Your task: The answer must consist of each line below that contains the string "КУРТКА".
___ Data for this exercise
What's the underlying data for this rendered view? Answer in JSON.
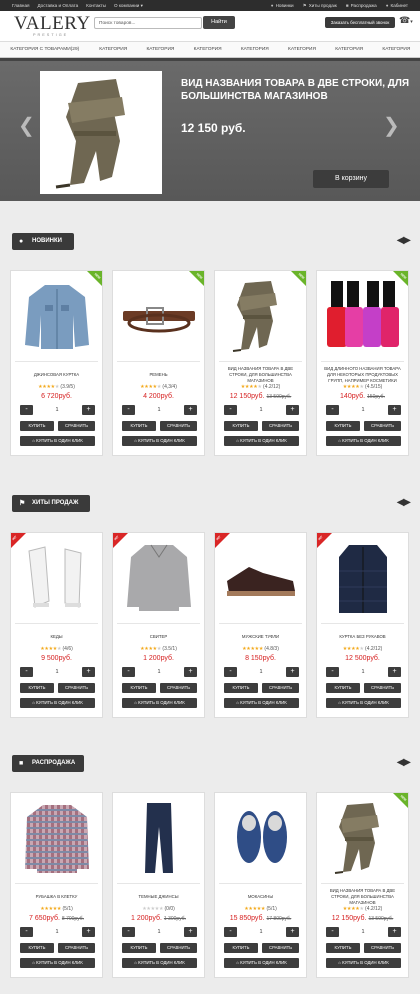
{
  "topbar": {
    "links": [
      "Главная",
      "Доставка и Оплата",
      "Контакты",
      "О компании ▾"
    ],
    "right": [
      "Новинки",
      "Хиты продаж",
      "Распродажа",
      "Кабинет"
    ]
  },
  "header": {
    "logo": "VALERY",
    "logo_sub": "PRESTIGE",
    "search_placeholder": "Поиск товаров...",
    "search_button": "Найти",
    "callback": "Заказать бесплатный звонок"
  },
  "nav": [
    "КАТЕГОРИЯ С ТОВАРАМИ(29)",
    "КАТЕГОРИЯ",
    "КАТЕГОРИЯ",
    "КАТЕГОРИЯ",
    "КАТЕГОРИЯ",
    "КАТЕГОРИЯ",
    "КАТЕГОРИЯ",
    "КАТЕГОРИЯ"
  ],
  "hero": {
    "title": "ВИД НАЗВАНИЯ ТОВАРА В ДВЕ СТРОКИ, ДЛЯ БОЛЬШИНСТВА МАГАЗИНОВ",
    "price": "12 150 руб.",
    "button": "В корзину"
  },
  "labels": {
    "minus": "-",
    "plus": "+",
    "buy": "КУПИТЬ",
    "compare": "СРАВНИТЬ",
    "one_click": "КУПИТЬ В ОДИН КЛИК",
    "new": "NEW",
    "hit": "HIT"
  },
  "sections": [
    {
      "title": "НОВИНКИ",
      "icon": "bell-icon",
      "ribbon": "new",
      "products": [
        {
          "name": "ДЖИНСОВАЯ КУРТКА",
          "stars": 4,
          "rating": "(3.9/5)",
          "price": "6 720руб.",
          "old": "",
          "qty": "1",
          "img": "jacket",
          "ribbon": true
        },
        {
          "name": "РЕМЕНЬ",
          "stars": 4,
          "rating": "(4,3/4)",
          "price": "4 200руб.",
          "old": "",
          "qty": "1",
          "img": "belt",
          "ribbon": true
        },
        {
          "name": "ВИД НАЗВАНИЯ ТОВАРА В ДВЕ СТРОКИ, ДЛЯ БОЛЬШИНСТВА МАГАЗИНОВ",
          "stars": 4,
          "rating": "(4.2/12)",
          "price": "12 150руб.",
          "old": "13 590руб.",
          "qty": "1",
          "img": "boot",
          "ribbon": true
        },
        {
          "name": "ВИД ДЛИННОГО НАЗВАНИЯ ТОВАРА ДЛЯ НЕКОТОРЫХ ПРОДУКТОВЫХ ГРУПП, НАПРИМЕР КОСМЕТИКИ",
          "stars": 4,
          "rating": "(4.5/15)",
          "price": "140руб.",
          "old": "150руб.",
          "qty": "1",
          "img": "polish",
          "ribbon": true
        }
      ]
    },
    {
      "title": "ХИТЫ ПРОДАЖ",
      "icon": "flag-icon",
      "ribbon": "hit",
      "products": [
        {
          "name": "КЕДЫ",
          "stars": 4,
          "rating": "(4/6)",
          "price": "9 500руб.",
          "old": "",
          "qty": "1",
          "img": "sneaker",
          "ribbon": true
        },
        {
          "name": "СВИТЕР",
          "stars": 4,
          "rating": "(3.5/1)",
          "price": "1 200руб.",
          "old": "",
          "qty": "1",
          "img": "sweater",
          "ribbon": true
        },
        {
          "name": "МУЖСКИЕ ТУФЛИ",
          "stars": 5,
          "rating": "(4.8/3)",
          "price": "8 150руб.",
          "old": "",
          "qty": "1",
          "img": "shoe",
          "ribbon": true
        },
        {
          "name": "КУРТКА БЕЗ РУКАВОВ",
          "stars": 4,
          "rating": "(4.2/12)",
          "price": "12 500руб.",
          "old": "",
          "qty": "1",
          "img": "vest",
          "ribbon": true
        }
      ]
    },
    {
      "title": "РАСПРОДАЖА",
      "icon": "bookmark-icon",
      "ribbon": "new",
      "products": [
        {
          "name": "РУБАШКА В КЛЕТКУ",
          "stars": 5,
          "rating": "(5/1)",
          "price": "7 650руб.",
          "old": "8 700руб.",
          "qty": "1",
          "img": "shirt",
          "ribbon": false
        },
        {
          "name": "ТЕМНЫЕ ДЖИНСЫ",
          "stars": 0,
          "rating": "(0/0)",
          "price": "1 200руб.",
          "old": "1 300руб.",
          "qty": "1",
          "img": "jeans",
          "ribbon": false
        },
        {
          "name": "МОКАСИНЫ",
          "stars": 5,
          "rating": "(5/1)",
          "price": "15 850руб.",
          "old": "17 800руб.",
          "qty": "1",
          "img": "loafer",
          "ribbon": false
        },
        {
          "name": "ВИД НАЗВАНИЯ ТОВАРА В ДВЕ СТРОКИ, ДЛЯ БОЛЬШИНСТВА МАГАЗИНОВ",
          "stars": 4,
          "rating": "(4.2/12)",
          "price": "12 150руб.",
          "old": "13 590руб.",
          "qty": "1",
          "img": "boot",
          "ribbon": true
        }
      ]
    }
  ]
}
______
Completed exercise:
          "name": "ДЖИНСОВАЯ КУРТКА",
          "name": "КУРТКА БЕЗ РУКАВОВ",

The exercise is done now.